What to work on:
Copy out the records again. Change nothing.

Given records:
------
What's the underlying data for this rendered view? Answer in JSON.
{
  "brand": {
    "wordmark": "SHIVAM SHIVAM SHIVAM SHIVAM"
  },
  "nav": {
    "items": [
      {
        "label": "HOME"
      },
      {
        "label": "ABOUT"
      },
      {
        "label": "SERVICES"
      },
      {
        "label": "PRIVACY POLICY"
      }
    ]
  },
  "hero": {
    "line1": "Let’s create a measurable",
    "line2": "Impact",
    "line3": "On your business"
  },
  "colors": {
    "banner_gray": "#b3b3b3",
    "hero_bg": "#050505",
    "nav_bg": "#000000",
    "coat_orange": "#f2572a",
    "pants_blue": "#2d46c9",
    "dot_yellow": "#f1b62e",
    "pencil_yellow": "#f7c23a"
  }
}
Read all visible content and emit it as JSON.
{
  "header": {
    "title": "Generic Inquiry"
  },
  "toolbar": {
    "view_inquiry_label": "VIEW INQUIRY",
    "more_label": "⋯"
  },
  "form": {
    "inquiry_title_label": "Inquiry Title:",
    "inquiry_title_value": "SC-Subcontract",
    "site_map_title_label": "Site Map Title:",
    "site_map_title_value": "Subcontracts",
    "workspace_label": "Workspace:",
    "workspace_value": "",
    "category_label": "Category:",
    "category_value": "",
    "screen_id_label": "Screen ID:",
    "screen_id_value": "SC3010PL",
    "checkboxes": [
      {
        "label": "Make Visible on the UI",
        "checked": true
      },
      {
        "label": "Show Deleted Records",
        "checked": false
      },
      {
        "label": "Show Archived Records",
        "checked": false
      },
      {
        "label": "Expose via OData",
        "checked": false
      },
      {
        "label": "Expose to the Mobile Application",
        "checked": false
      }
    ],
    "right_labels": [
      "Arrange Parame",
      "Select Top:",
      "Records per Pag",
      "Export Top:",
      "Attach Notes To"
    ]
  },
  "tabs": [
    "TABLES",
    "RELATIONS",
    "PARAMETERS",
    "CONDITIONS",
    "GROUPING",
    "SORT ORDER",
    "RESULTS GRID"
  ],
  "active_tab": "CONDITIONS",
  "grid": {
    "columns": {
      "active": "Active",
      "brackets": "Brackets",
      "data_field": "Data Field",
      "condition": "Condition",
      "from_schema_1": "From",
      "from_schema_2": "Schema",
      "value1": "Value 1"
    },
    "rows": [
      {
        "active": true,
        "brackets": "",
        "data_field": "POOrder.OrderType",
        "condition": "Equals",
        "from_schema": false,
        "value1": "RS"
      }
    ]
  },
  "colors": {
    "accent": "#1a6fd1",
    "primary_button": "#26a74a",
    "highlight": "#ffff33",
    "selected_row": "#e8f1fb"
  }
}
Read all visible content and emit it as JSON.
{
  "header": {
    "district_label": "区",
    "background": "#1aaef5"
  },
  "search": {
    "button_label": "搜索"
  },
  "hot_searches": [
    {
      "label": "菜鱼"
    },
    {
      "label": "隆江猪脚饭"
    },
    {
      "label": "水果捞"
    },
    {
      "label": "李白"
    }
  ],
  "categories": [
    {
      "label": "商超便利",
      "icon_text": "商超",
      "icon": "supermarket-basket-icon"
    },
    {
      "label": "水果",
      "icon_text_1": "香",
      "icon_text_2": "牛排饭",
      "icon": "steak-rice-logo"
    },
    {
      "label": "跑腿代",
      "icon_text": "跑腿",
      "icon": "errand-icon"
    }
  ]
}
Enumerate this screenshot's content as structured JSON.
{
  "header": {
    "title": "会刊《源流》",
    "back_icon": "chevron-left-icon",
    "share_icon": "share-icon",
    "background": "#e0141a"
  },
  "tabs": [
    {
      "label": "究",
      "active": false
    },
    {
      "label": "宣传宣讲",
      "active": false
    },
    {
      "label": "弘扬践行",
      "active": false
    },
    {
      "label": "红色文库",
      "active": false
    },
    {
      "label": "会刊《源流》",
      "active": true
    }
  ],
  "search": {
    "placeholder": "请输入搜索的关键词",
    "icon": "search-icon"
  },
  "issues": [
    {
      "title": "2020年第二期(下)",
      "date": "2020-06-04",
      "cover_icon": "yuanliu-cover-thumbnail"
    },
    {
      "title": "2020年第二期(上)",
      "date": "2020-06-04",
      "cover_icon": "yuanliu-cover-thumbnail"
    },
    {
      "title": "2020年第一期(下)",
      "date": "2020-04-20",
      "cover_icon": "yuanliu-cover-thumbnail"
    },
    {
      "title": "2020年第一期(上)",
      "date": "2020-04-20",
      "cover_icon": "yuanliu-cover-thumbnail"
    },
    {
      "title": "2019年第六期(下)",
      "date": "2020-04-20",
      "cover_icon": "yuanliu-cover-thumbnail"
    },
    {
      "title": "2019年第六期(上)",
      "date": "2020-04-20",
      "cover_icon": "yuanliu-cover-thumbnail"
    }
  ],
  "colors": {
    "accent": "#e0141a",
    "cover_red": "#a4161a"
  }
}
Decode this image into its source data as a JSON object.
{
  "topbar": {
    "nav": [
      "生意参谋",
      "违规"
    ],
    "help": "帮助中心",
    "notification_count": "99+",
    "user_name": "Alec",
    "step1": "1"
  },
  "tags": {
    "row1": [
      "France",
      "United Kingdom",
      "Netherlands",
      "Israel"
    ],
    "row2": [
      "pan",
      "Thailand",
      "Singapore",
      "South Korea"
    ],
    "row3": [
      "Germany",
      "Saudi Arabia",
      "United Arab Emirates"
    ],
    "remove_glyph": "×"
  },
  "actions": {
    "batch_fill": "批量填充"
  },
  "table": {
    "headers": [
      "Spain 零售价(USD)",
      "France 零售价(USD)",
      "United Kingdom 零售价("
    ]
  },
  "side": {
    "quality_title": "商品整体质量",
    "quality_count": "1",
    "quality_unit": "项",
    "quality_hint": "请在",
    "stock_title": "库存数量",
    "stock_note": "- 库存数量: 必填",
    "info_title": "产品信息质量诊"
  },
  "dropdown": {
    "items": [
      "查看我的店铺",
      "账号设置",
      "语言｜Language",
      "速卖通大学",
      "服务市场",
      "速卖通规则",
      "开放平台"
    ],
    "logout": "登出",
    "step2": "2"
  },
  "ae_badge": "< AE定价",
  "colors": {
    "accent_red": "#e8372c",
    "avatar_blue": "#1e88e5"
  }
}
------
Exercise answer:
What's the underlying data for this rendered view? Answer in JSON.
{
  "brand": {
    "wordmark": "SHIVAM SHIVAM SHIVAM SHIVAM"
  },
  "nav": {
    "items": [
      {
        "label": "HOME"
      },
      {
        "label": "ABOUT"
      },
      {
        "label": "SERVICES"
      },
      {
        "label": "PRIVACY POLICY"
      }
    ]
  },
  "hero": {
    "line1": "Let’s create a measurable",
    "line2": "Impact",
    "line3": "On your business"
  },
  "colors": {
    "banner_gray": "#b3b3b3",
    "hero_bg": "#050505",
    "nav_bg": "#000000",
    "coat_orange": "#f2572a",
    "pants_blue": "#2d46c9",
    "dot_yellow": "#f1b62e",
    "pencil_yellow": "#f7c23a"
  }
}
Read all visible content and emit it as JSON.
{
  "header": {
    "title": "Generic Inquiry"
  },
  "toolbar": {
    "view_inquiry_label": "VIEW INQUIRY",
    "more_label": "⋯"
  },
  "form": {
    "inquiry_title_label": "Inquiry Title:",
    "inquiry_title_value": "SC-Subcontract",
    "site_map_title_label": "Site Map Title:",
    "site_map_title_value": "Subcontracts",
    "workspace_label": "Workspace:",
    "workspace_value": "",
    "category_label": "Category:",
    "category_value": "",
    "screen_id_label": "Screen ID:",
    "screen_id_value": "SC3010PL",
    "checkboxes": [
      {
        "label": "Make Visible on the UI",
        "checked": true
      },
      {
        "label": "Show Deleted Records",
        "checked": false
      },
      {
        "label": "Show Archived Records",
        "checked": false
      },
      {
        "label": "Expose via OData",
        "checked": false
      },
      {
        "label": "Expose to the Mobile Application",
        "checked": false
      }
    ],
    "right_labels": [
      "Arrange Parame",
      "Select Top:",
      "Records per Pag",
      "Export Top:",
      "Attach Notes To"
    ]
  },
  "tabs": [
    "TABLES",
    "RELATIONS",
    "PARAMETERS",
    "CONDITIONS",
    "GROUPING",
    "SORT ORDER",
    "RESULTS GRID"
  ],
  "active_tab": "CONDITIONS",
  "grid": {
    "columns": {
      "active": "Active",
      "brackets": "Brackets",
      "data_field": "Data Field",
      "condition": "Condition",
      "from_schema_1": "From",
      "from_schema_2": "Schema",
      "value1": "Value 1"
    },
    "rows": [
      {
        "active": true,
        "brackets": "",
        "data_field": "POOrder.OrderType",
        "condition": "Equals",
        "from_schema": false,
        "value1": "RS"
      }
    ]
  },
  "colors": {
    "accent": "#1a6fd1",
    "primary_button": "#26a74a",
    "highlight": "#ffff33",
    "selected_row": "#e8f1fb"
  }
}
Read all visible content and emit it as JSON.
{
  "header": {
    "district_label": "区",
    "background": "#1aaef5"
  },
  "search": {
    "button_label": "搜索"
  },
  "hot_searches": [
    {
      "label": "菜鱼"
    },
    {
      "label": "隆江猪脚饭"
    },
    {
      "label": "水果捞"
    },
    {
      "label": "李白"
    }
  ],
  "categories": [
    {
      "label": "商超便利",
      "icon_text": "商超",
      "icon": "supermarket-basket-icon"
    },
    {
      "label": "水果",
      "icon_text_1": "香",
      "icon_text_2": "牛排饭",
      "icon": "steak-rice-logo"
    },
    {
      "label": "跑腿代",
      "icon_text": "跑腿",
      "icon": "errand-icon"
    }
  ]
}
Enumerate this screenshot's content as structured JSON.
{
  "header": {
    "title": "会刊《源流》",
    "back_icon": "chevron-left-icon",
    "share_icon": "share-icon",
    "background": "#e0141a"
  },
  "tabs": [
    {
      "label": "究",
      "active": false
    },
    {
      "label": "宣传宣讲",
      "active": false
    },
    {
      "label": "弘扬践行",
      "active": false
    },
    {
      "label": "红色文库",
      "active": false
    },
    {
      "label": "会刊《源流》",
      "active": true
    }
  ],
  "search": {
    "placeholder": "请输入搜索的关键词",
    "icon": "search-icon"
  },
  "issues": [
    {
      "title": "2020年第二期(下)",
      "date": "2020-06-04",
      "cover_icon": "yuanliu-cover-thumbnail"
    },
    {
      "title": "2020年第二期(上)",
      "date": "2020-06-04",
      "cover_icon": "yuanliu-cover-thumbnail"
    },
    {
      "title": "2020年第一期(下)",
      "date": "2020-04-20",
      "cover_icon": "yuanliu-cover-thumbnail"
    },
    {
      "title": "2020年第一期(上)",
      "date": "2020-04-20",
      "cover_icon": "yuanliu-cover-thumbnail"
    },
    {
      "title": "2019年第六期(下)",
      "date": "2020-04-20",
      "cover_icon": "yuanliu-cover-thumbnail"
    },
    {
      "title": "2019年第六期(上)",
      "date": "2020-04-20",
      "cover_icon": "yuanliu-cover-thumbnail"
    }
  ],
  "colors": {
    "accent": "#e0141a",
    "cover_red": "#a4161a"
  }
}
Decode this image into its source data as a JSON object.
{
  "topbar": {
    "nav": [
      "生意参谋",
      "违规"
    ],
    "help": "帮助中心",
    "notification_count": "99+",
    "user_name": "Alec",
    "step1": "1"
  },
  "tags": {
    "row1": [
      "France",
      "United Kingdom",
      "Netherlands",
      "Israel"
    ],
    "row2": [
      "pan",
      "Thailand",
      "Singapore",
      "South Korea"
    ],
    "row3": [
      "Germany",
      "Saudi Arabia",
      "United Arab Emirates"
    ],
    "remove_glyph": "×"
  },
  "actions": {
    "batch_fill": "批量填充"
  },
  "table": {
    "headers": [
      "Spain 零售价(USD)",
      "France 零售价(USD)",
      "United Kingdom 零售价("
    ]
  },
  "side": {
    "quality_title": "商品整体质量",
    "quality_count": "1",
    "quality_unit": "项",
    "quality_hint": "请在",
    "stock_title": "库存数量",
    "stock_note": "- 库存数量: 必填",
    "info_title": "产品信息质量诊"
  },
  "dropdown": {
    "items": [
      "查看我的店铺",
      "账号设置",
      "语言｜Language",
      "速卖通大学",
      "服务市场",
      "速卖通规则",
      "开放平台"
    ],
    "logout": "登出",
    "step2": "2"
  },
  "ae_badge": "< AE定价",
  "colors": {
    "accent_red": "#e8372c",
    "avatar_blue": "#1e88e5"
  }
}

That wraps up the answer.